Your IRA Could be a Great Source for Charitable Giving in Retirement

Your IRA Could be a Great Source for Charitable Giving in Retirement

Chase Mouchet, CFP®, CIMA®  | Wealth Advisor

Retirees who are generous with their wealth may be facing an important question about their charitable strategy during their post-working years: Now that I’m retired, how do I fund my charitable giving? 

During their accumulation years, many givers earmark a portion of their cash earnings for charitable purposes.  But how should retirees think about generating income for charitable purposes when their cash flow comes from multiple income sources such as Social Security, pensions, deferred compensation plans, or Required Minimum Distributions (RMDs)?

Fortunately, many retirees who invested for years in their workplace retirement plan can use those same funds to support their charitable giving.  Current law allows individuals over age 70 ½ to direct up to $100,000 each year from their IRA to qualified charitable organizations.  These charitable rollovers, also known as Qualified Charitable Distributions (QCDs), can fulfill part or possibly all of their annual RMDs.  While retirees do not receive a tax deduction for QCDs, withdrawals are exempt from income taxes. 

Here are four main reasons why you could be well suited to fund your charitable giving from your IRA in retirement:

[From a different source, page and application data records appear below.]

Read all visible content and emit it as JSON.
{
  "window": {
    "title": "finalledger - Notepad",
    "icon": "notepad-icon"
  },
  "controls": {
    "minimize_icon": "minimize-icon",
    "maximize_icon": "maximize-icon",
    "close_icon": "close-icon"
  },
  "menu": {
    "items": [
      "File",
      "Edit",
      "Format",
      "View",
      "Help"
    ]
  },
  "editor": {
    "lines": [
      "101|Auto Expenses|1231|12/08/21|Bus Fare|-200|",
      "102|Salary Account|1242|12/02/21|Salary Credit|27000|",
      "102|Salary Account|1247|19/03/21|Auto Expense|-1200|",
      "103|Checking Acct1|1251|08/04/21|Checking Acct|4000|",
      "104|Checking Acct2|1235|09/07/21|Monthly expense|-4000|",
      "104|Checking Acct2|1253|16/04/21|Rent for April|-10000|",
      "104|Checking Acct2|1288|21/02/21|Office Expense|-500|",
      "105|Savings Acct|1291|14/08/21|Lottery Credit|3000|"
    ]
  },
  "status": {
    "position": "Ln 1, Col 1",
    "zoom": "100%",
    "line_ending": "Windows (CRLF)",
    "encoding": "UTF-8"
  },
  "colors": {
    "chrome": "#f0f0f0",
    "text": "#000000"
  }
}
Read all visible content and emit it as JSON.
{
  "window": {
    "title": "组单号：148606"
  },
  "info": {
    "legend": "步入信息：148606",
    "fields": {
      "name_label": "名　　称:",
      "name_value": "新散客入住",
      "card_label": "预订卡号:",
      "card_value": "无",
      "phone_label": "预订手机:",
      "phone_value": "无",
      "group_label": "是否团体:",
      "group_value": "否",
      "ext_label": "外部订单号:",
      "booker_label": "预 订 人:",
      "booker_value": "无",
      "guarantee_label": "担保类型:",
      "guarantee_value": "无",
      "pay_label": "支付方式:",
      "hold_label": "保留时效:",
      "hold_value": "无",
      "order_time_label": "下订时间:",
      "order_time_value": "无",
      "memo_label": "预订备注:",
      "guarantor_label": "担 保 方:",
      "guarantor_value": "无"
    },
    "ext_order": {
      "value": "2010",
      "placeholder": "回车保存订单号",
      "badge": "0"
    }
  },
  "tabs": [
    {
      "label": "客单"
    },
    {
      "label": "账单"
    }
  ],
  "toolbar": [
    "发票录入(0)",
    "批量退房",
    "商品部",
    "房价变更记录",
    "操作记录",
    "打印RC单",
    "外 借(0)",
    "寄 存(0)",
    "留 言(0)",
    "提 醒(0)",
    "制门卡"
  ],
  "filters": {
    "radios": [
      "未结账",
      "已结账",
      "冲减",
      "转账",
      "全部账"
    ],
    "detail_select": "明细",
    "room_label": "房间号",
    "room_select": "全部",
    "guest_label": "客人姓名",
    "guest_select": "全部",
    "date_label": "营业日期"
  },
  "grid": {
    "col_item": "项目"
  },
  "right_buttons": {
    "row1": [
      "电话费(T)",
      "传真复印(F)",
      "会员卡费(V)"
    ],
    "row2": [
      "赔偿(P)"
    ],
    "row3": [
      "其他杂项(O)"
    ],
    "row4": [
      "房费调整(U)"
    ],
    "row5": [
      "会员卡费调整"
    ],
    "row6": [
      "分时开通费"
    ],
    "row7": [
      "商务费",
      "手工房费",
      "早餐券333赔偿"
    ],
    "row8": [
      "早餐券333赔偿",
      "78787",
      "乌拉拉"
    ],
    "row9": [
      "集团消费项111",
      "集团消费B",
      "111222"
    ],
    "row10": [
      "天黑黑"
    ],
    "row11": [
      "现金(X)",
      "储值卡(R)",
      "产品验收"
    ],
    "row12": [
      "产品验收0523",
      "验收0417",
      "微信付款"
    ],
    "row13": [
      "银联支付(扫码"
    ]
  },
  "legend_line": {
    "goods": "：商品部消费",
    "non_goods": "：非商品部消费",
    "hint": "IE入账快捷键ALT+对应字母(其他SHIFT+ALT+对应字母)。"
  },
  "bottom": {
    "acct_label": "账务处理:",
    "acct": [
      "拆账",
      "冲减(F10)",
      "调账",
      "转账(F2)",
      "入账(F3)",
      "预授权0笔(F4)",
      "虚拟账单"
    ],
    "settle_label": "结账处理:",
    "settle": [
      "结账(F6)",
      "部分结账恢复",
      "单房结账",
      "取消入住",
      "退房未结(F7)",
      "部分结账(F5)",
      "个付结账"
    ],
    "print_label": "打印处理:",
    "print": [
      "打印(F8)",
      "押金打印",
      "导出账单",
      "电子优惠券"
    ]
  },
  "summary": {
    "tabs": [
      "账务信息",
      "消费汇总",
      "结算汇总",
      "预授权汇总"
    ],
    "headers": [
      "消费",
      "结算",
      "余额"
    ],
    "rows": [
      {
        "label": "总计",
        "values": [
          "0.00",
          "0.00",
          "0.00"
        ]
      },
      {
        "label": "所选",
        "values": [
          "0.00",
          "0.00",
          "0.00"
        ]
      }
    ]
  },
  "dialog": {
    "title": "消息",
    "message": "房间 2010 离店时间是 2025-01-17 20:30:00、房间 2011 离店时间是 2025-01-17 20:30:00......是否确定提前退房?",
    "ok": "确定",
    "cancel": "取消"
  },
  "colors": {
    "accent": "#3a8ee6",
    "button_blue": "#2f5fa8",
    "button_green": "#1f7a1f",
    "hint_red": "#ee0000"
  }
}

Pre-tax IRA money makes up a sizable portion of your financial assets. 
The money that you contributed on a pre-tax basis to your retirement plan, such as a 401(k), during your working years will eventually get taxed as ordinary income, either by taking distributions during your lifetime or finally to your heirs.  However, a QCD results in a tax-free distribution of money that would have otherwise been taxed.  This strategy is a huge win-win for the account holder and the charity!

You may not need the total amount of your Required Minimum Distributions for living expenses. 
Account holders must use the IRS life expectancy tables to calculate how much they need to distribute from their IRA each year.  Some people may not need all of their RMD or may have other income-producing assets such as a taxable brokerage account, real estate, or business.  Therefore, recognizing less ordinary income by taking a QCD could save thousands of dollars in taxes. 

You take the standard deduction instead of itemizing deductions. 
The Tax Cuts and Jobs Act that became law in 2018 essentially doubled the standard deduction, resulting in a significant reduction in the number of taxpayers itemizing their deductions.  Besides receiving a $300 above-the-line deduction in 2021 ($600 for joint filers), donors who take the standard deduction do not receive a tax benefit for their giving since the standard deduction exceeds their combined itemized deductions. 

However, these taxpayers can lower their Adjusted Gross Income since they don’t recognize the QCD as income, which could help with tax consequences related to Medicare premiums and Social Security.  It’s important though to work with a tax professional who can provide guidance on the tax benefits of QCDs, especially those who may have the opportunity to otherwise itemize. 

You have already earmarked your IRA to go to charity as part of your legacy planning. 
People who have supported a particular charitable organization for years may desire to continue their commitment and leave a lasting legacy after their passing.  Donating money from traditional IRAs remains one of the most tax-efficient ways for people to leave money for their favorite charities after their death, partly because there will be a looming tax bill due if the heirs inherit the account. 

The tax impact of leaving a traditional IRA to heirs is even less favorable now due to a SECURE Act rule that became effective in 2020.  Except in a few unique circumstances, non-spouse beneficiaries must withdraw the entire balance of the retirement plan by the end of the tenth year following the account owner's death.  Beneficiaries could end up being in a higher marginal tax bracket due to recognizing more income sooner.  By naming a charitable organization or a donor-advised fund as an IRA beneficiary, the charity, as a tax-exempt organization, will pay no income taxes on these funds.